With the increasing complexity of software products, companies commonly rely on a myriad of software suppliers, from internal teams that share and re-use code to third-party commercial software suppliers and outsourcing development partners. Companies are increasingly being held accountable by their customers for the quality and security of the complete product.
Yet third-party code typically isn’t tested with the same level of rigor as internally developed code. That means a defect could be lurking in the third-party code that could cause a significant security breach or quality issue.
Add to this the fact that more than ever before, companies are being asked to get products to market faster to remain competitive and capitalize on market opportunity. That time pressure is being felt across all phases of the software development lifecycle.
Zero Uninspected Defects
Development teams need to deliver more innovation through software, and the time allotted for formal quality control is constantly shrinking. To deal with this pressure, companies are turning to faster development methodologies for rapid iterative development cycles that can take advantage of new suppliers, cheaper code, and new markets made possible by the expansion of their global network.
Nowadays, most of the components companies integrate into their own products are electronic in nature. OEMs often have working agreements with dozens of suppliers spread all over the world that supply minuscule, but necessary, components to build the next generation of mobile phones, for example.
How should companies ensure the quality of the final product and thereby safeguard their brand? By ensuring that all their suppliers are held to high quality standards, OEMs and many other businesses that rely on third-party suppliers for embedded systems can avoid sub-par products that can irrevocably damage a brand’s reputation.
This increased risk has resulted in the demand for better visibility into all of the software components that make up a product. Development testing solutions enables managers to establish and enforce consistent measures for quality and security across the organization and across the supply chain.
Organizations could set a policy for zero uninspected defects prior to launch, since any one of those defects could contain a security vulnerability. Policies could also be established for zero security defects such as buffer overflow, integer overflow and format string errors.
Quality Assurance Processes
Here are a few processes that you can implement to ensure the quality of your overall product, as well as the component parts, from a global supply chain: 1. Put it in the contract: Modern static analysis solutions provide vendors with a cost-effective, automated, and repeatable way to ensure the quality of software they create and ship. Because static testing produces results that are measureable, objective and repeatable, OEMs can require it as a contractual agreement with a third-party software provider.
2. Auditing mode: OEMs that purchase source code can reserve the right to analyze the supplier’s code and report the results back. It could be implemented as part of the integration. This helps in multiple ways. First, the OEM has a way to measure the quality of what is received using the same measuring stick that it uses internally; second, providing recommendations and results of the analysis to the supplier gives the supplier an opportunity to fix the defects.

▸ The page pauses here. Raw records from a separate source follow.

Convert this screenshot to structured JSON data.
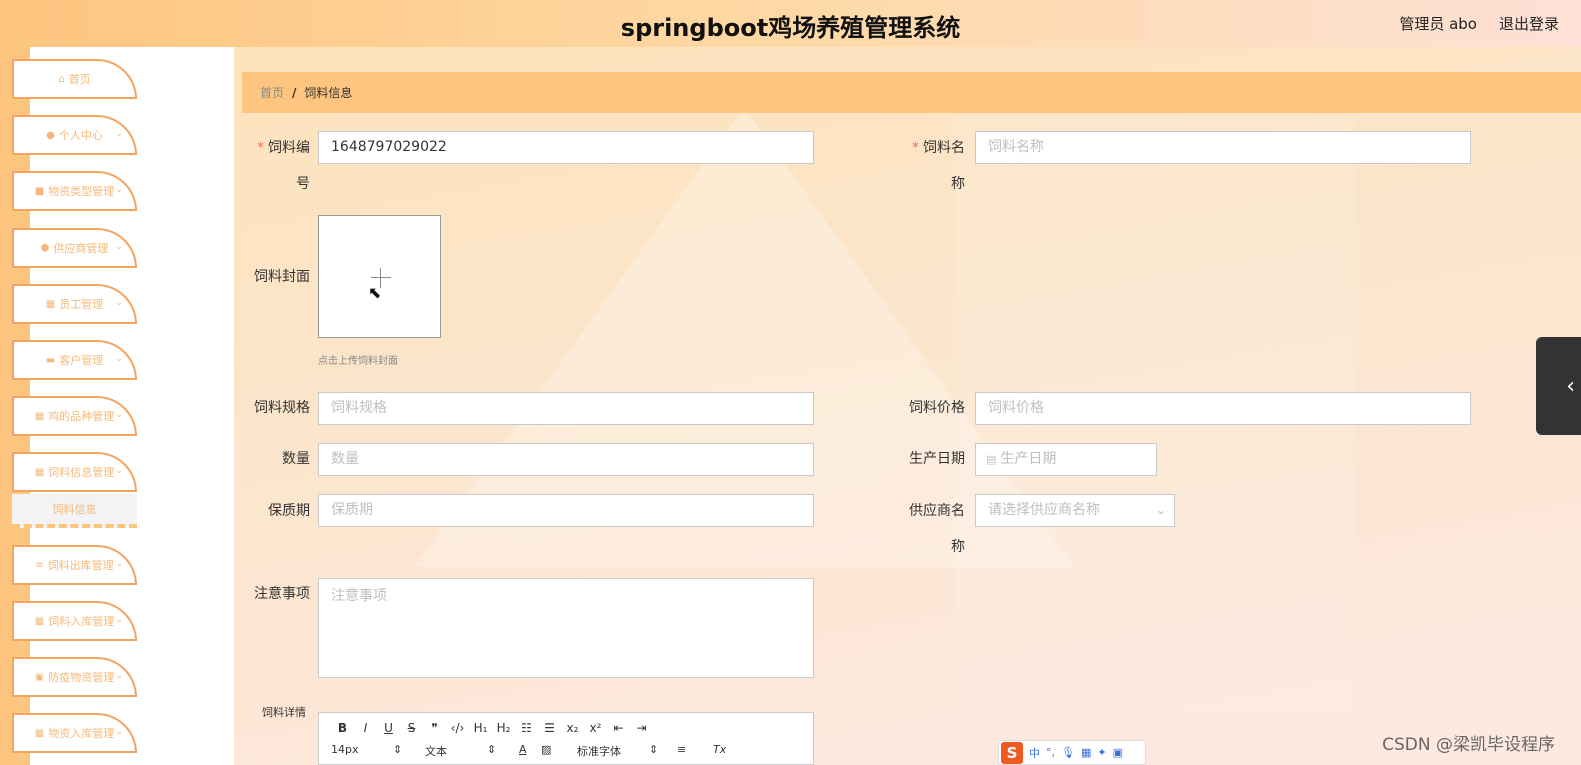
{
  "header": {
    "title": "springboot鸡场养殖管理系统",
    "user": "管理员 abo",
    "logout": "退出登录"
  },
  "sidebar": {
    "items": [
      {
        "label": "首页",
        "icon": "home-icon"
      },
      {
        "label": "个人中心",
        "icon": "user-icon"
      },
      {
        "label": "物资类型管理",
        "icon": "box-icon"
      },
      {
        "label": "供应商管理",
        "icon": "shield-icon"
      },
      {
        "label": "员工管理",
        "icon": "grid-icon"
      },
      {
        "label": "客户管理",
        "icon": "briefcase-icon"
      },
      {
        "label": "鸡的品种管理",
        "icon": "grid-icon"
      },
      {
        "label": "饲料信息管理",
        "icon": "grid-icon"
      },
      {
        "label": "饲料出库管理",
        "icon": "sliders-icon"
      },
      {
        "label": "饲料入库管理",
        "icon": "grid-icon"
      },
      {
        "label": "防疫物资管理",
        "icon": "checkbox-icon"
      },
      {
        "label": "物资入库管理",
        "icon": "grid-icon"
      }
    ],
    "sub_item": "饲料信息"
  },
  "breadcrumb": {
    "home": "首页",
    "sep": "/",
    "current": "饲料信息"
  },
  "form": {
    "code_label_1": "饲料编",
    "code_label_2": "号",
    "code_value": "1648797029022",
    "name_label_1": "饲料名",
    "name_label_2": "称",
    "name_placeholder": "饲料名称",
    "cover_label": "饲料封面",
    "cover_tip": "点击上传饲料封面",
    "spec_label": "饲料规格",
    "spec_placeholder": "饲料规格",
    "price_label": "饲料价格",
    "price_placeholder": "饲料价格",
    "qty_label": "数量",
    "qty_placeholder": "数量",
    "date_label": "生产日期",
    "date_placeholder": "生产日期",
    "shelf_label": "保质期",
    "shelf_placeholder": "保质期",
    "supplier_label_1": "供应商名",
    "supplier_label_2": "称",
    "supplier_placeholder": "请选择供应商名称",
    "notes_label": "注意事项",
    "notes_placeholder": "注意事项",
    "detail_label": "饲料详情",
    "required_mark": "*"
  },
  "editor": {
    "font_size": "14px",
    "paragraph": "文本",
    "font_family": "标准字体"
  },
  "ime": {
    "label": "中"
  },
  "watermark": "CSDN @梁凯毕设程序"
}
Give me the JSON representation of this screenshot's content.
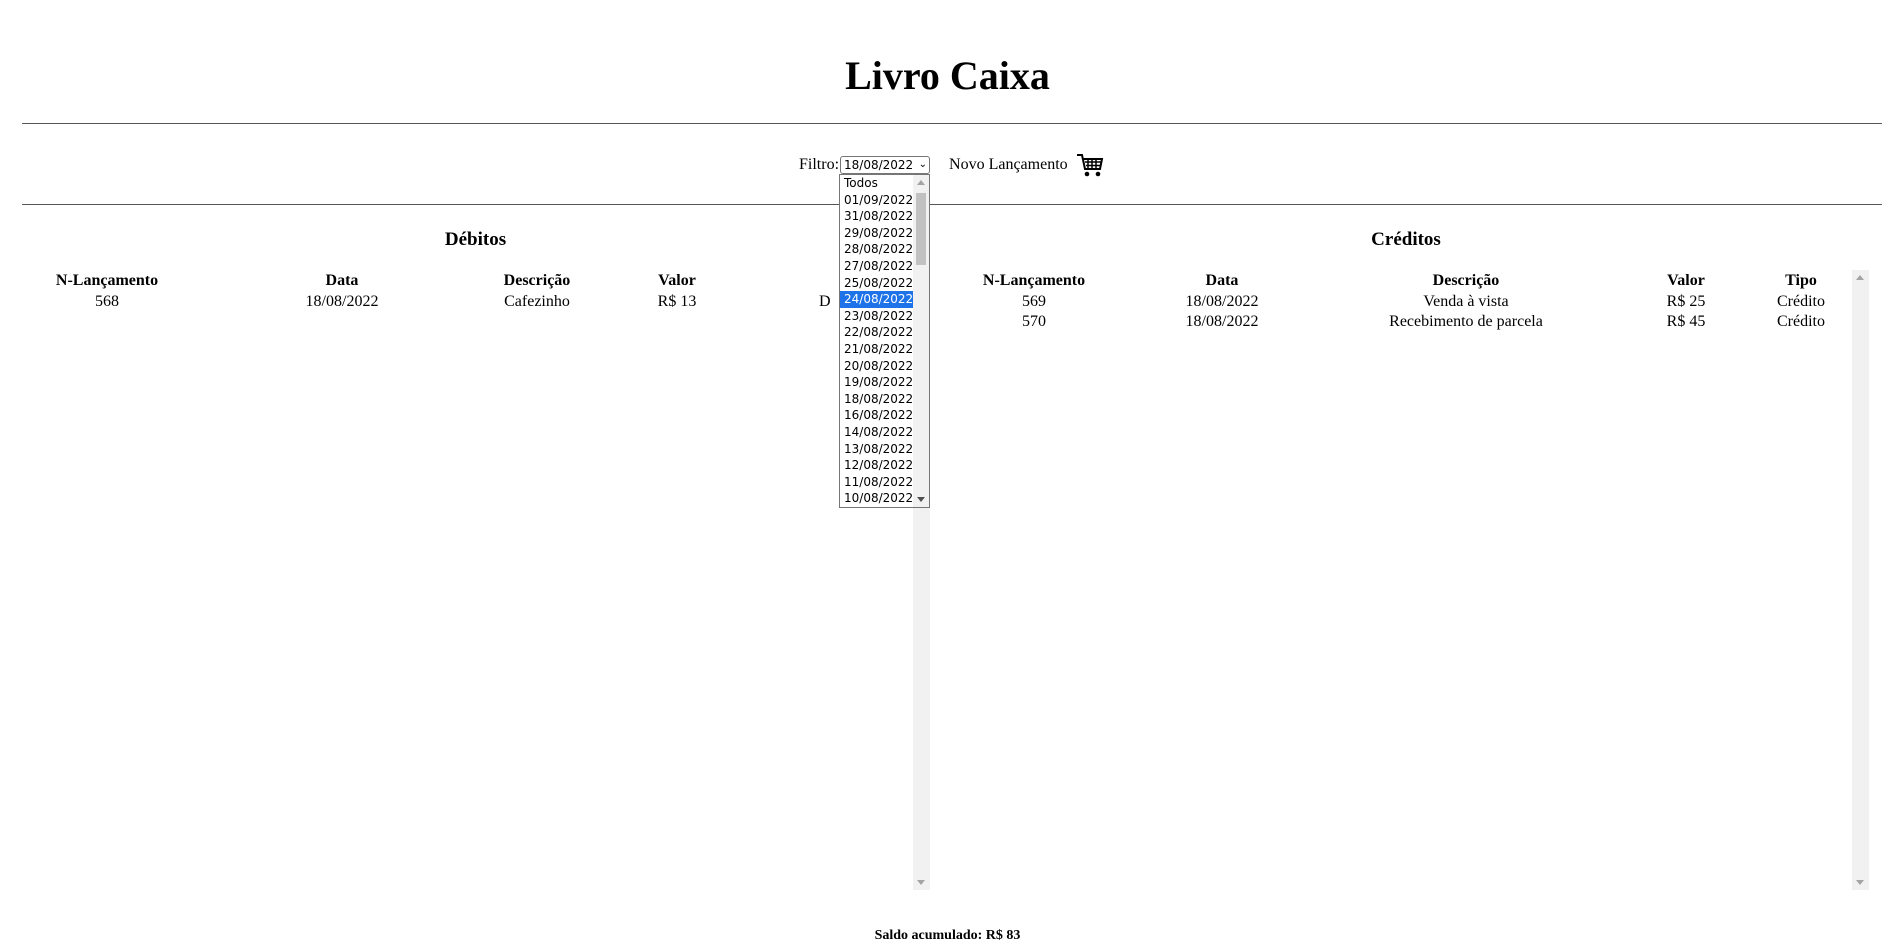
{
  "page": {
    "title": "Livro Caixa"
  },
  "filter": {
    "label": "Filtro:",
    "selected": "18/08/2022",
    "highlighted": "24/08/2022",
    "options": [
      "Todos",
      "01/09/2022",
      "31/08/2022",
      "29/08/2022",
      "28/08/2022",
      "27/08/2022",
      "25/08/2022",
      "24/08/2022",
      "23/08/2022",
      "22/08/2022",
      "21/08/2022",
      "20/08/2022",
      "19/08/2022",
      "18/08/2022",
      "16/08/2022",
      "14/08/2022",
      "13/08/2022",
      "12/08/2022",
      "11/08/2022",
      "10/08/2022"
    ]
  },
  "novo_lancamento": {
    "label": "Novo Lançamento",
    "icon": "shopping-cart-icon"
  },
  "debitos": {
    "title": "Débitos",
    "headers": [
      "N-Lançamento",
      "Data",
      "Descrição",
      "Valor"
    ],
    "rows": [
      [
        "568",
        "18/08/2022",
        "Cafezinho",
        "R$ 13"
      ]
    ],
    "partial_cell": "D"
  },
  "creditos": {
    "title": "Créditos",
    "headers": [
      "N-Lançamento",
      "Data",
      "Descrição",
      "Valor",
      "Tipo"
    ],
    "rows": [
      [
        "569",
        "18/08/2022",
        "Venda à vista",
        "R$ 25",
        "Crédito"
      ],
      [
        "570",
        "18/08/2022",
        "Recebimento de parcela",
        "R$ 45",
        "Crédito"
      ]
    ]
  },
  "saldo": {
    "text": "Saldo acumulado: R$ 83"
  },
  "colors": {
    "highlight": "#1e73e8",
    "scrollbar": "#f1f1f1"
  }
}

3. Expect a report indicating the quality of every software version received: A high-level report of the testing effort and quality should be necessary with every drop of software received. A report indicating that all bugs and defects are fixed may be an unrealistic expectation. However, if a report indicates untested parts or many defects that have not been reviewed, it serves as a strong signal that quality is not up to par. Additionally, a report can provide an indication of quality compared to industry averages. As with every aspect of the value chain, successful processes create value for both parties involved. For a company purchasing software components, these methods improve and support the brand by ensuring that externally sourced code is held to a high standard. For a supplier, it’s an objective way to represent the quality of the product and strengthen the relationship with the customer.
Things will continue to get more complicated as new supply chains emerge and businesses take advantage of more choices to bring down costs, increase their profit margins and become leaner. New development testing solutions enable managers to establish and enforce consistent measures for quality and security across the organization and across the supply chain. Organizations could set a policy for zero uninspected defects prior to launch, since any one of those defects could contain a security breach or quality issue.